When the defect is limited to only one vertebra, the gene is not known.

In spondylocostal dysostosis - the DLL3 gene.

In spondylothoracic dysplasia - not known at the present time.

When there are defects in other organs as well - depends on the specific syndrome.

Location

In spondylocostal dysostosis - the DLL3 gene is situated on chromosome 19p13.

In spondylothoracic dysplasia - not known at the present time.

Genetic testing

Diagnostic testing

For spondylocostal dysostosis - testing for DLL3 gene mutations.

For spondylothoracic dysplasia - not available at the present time.

Carrier testing

In spondylocostal dysostosis - carrier testing can only be performed in a family in which there is already an affected child by direct or indirect testing.
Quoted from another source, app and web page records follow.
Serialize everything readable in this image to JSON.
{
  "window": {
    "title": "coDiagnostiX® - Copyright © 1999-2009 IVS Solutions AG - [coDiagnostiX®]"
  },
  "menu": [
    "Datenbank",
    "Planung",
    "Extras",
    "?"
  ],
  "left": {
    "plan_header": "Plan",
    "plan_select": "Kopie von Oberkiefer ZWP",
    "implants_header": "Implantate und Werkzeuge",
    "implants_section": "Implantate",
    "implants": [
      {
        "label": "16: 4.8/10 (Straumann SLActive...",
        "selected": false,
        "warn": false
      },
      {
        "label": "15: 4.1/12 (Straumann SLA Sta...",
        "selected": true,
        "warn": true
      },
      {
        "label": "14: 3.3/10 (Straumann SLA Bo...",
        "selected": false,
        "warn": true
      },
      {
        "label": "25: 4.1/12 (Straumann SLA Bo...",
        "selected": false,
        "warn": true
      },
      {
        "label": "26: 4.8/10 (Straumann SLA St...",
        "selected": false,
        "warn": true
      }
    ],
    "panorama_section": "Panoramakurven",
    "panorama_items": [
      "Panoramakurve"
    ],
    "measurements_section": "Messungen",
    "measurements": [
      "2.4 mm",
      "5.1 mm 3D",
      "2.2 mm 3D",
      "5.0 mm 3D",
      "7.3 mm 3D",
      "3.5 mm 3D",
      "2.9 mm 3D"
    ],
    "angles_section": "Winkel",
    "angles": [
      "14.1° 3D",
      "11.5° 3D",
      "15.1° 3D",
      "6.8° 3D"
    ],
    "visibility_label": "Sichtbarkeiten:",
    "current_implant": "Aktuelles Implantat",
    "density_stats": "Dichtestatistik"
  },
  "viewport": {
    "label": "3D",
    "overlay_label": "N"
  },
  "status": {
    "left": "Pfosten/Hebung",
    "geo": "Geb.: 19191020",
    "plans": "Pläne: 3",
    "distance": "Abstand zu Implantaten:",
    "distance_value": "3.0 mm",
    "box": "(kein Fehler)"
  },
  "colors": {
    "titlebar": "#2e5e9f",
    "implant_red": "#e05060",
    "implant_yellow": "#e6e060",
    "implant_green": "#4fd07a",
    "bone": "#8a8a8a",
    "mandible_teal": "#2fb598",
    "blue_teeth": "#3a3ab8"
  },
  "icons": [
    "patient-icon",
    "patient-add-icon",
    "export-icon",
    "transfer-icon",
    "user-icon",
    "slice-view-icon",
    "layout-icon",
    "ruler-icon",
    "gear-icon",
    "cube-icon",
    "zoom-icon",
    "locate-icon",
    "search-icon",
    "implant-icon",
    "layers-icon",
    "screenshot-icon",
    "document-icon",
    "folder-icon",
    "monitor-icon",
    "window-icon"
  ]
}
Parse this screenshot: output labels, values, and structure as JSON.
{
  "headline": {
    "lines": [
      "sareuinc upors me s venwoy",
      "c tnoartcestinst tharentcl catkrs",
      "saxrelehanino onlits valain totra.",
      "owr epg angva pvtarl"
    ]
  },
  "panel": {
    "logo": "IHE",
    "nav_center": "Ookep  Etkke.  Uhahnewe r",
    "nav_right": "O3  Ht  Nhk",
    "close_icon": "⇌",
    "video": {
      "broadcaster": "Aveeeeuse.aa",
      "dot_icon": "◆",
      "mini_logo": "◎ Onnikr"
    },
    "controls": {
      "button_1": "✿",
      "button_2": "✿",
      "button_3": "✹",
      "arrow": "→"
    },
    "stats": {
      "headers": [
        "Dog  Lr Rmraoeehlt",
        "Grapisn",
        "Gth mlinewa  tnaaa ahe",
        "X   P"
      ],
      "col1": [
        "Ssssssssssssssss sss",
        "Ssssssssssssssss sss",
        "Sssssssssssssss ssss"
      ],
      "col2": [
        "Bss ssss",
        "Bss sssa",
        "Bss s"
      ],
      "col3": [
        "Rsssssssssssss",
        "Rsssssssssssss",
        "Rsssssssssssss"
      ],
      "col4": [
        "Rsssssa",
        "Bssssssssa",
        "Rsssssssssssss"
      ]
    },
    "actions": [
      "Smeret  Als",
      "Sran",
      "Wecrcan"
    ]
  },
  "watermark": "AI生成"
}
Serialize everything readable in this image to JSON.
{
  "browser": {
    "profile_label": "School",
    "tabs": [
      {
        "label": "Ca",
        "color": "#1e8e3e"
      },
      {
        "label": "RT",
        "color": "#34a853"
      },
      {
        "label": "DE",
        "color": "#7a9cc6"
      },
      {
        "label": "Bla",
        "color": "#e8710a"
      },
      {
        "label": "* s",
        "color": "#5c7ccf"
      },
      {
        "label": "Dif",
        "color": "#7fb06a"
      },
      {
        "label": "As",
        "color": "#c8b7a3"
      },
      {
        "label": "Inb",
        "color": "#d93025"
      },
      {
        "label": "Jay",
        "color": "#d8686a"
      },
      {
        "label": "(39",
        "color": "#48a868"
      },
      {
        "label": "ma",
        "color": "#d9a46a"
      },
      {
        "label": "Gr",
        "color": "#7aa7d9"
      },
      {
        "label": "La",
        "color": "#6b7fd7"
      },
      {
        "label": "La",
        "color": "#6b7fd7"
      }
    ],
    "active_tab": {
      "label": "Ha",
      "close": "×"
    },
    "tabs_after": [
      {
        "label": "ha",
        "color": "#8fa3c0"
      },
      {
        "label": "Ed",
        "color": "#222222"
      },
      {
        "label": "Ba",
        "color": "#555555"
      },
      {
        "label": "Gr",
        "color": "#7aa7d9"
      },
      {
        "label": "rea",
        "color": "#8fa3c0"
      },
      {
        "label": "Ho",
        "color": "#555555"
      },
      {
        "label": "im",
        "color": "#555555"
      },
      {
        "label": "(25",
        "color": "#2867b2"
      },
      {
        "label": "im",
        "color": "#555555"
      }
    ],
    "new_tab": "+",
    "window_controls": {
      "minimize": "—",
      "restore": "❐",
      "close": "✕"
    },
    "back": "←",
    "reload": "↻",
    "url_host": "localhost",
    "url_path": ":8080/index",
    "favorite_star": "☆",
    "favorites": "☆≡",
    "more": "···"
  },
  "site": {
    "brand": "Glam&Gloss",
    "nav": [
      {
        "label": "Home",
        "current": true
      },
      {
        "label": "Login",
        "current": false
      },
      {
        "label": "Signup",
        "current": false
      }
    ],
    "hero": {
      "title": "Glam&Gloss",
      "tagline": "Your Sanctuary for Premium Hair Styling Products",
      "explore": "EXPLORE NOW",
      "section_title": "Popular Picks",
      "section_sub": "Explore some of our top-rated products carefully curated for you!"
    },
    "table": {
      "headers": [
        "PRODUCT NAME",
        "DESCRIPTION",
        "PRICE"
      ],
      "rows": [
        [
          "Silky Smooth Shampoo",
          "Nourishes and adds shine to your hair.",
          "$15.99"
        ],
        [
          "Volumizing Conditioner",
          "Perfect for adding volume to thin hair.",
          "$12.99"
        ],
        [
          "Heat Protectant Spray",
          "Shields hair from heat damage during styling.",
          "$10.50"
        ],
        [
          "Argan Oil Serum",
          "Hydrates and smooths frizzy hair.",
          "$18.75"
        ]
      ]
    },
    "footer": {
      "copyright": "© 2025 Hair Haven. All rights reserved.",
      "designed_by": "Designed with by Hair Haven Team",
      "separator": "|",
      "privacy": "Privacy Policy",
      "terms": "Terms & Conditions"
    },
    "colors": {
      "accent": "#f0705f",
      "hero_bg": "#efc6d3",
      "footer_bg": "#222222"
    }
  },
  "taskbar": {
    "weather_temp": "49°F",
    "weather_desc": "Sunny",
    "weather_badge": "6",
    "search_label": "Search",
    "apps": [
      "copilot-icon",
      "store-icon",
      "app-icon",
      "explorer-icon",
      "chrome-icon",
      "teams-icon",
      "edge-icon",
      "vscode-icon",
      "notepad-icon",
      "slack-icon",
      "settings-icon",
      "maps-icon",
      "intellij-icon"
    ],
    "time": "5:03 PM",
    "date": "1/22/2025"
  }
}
If the mutation is found in the affected child, the DLL3 gene mutation test can be used. If there was an affected child in a previous pregnancy and the mutation responsible for the disease has not yet been found, genetic markers linked to the DLL3 gene on chromosome 19p13 can be used.

In spondylothoracic dysplasia - not yet possible.

Fetal testing

In spondylocostal dysostosis - if the mutation has been found in an affected child in the family, the DLL3 gene mutation test can be used. If there was an affected child in a previous pregnancy and the mutation responsible for the disease has not yet been found, genetic markers linked to the DLL3 gene on chromosome 19p13 can be used.

In spondylothoracic dysplasia - not yet possible.
 
Haven't found what you're looking for? Search for it here:   
Comments (0)





Leave a Comment
Name
Email (will not be published)
Website (optional)
Subject
Your Comment

Line and paragraph breaks are automatic.

Please type the characters you see in the picture:


All content Copyright © 2009-2011, Genetics of Pregnancy Encyclopedia Corporation. All rights reserved.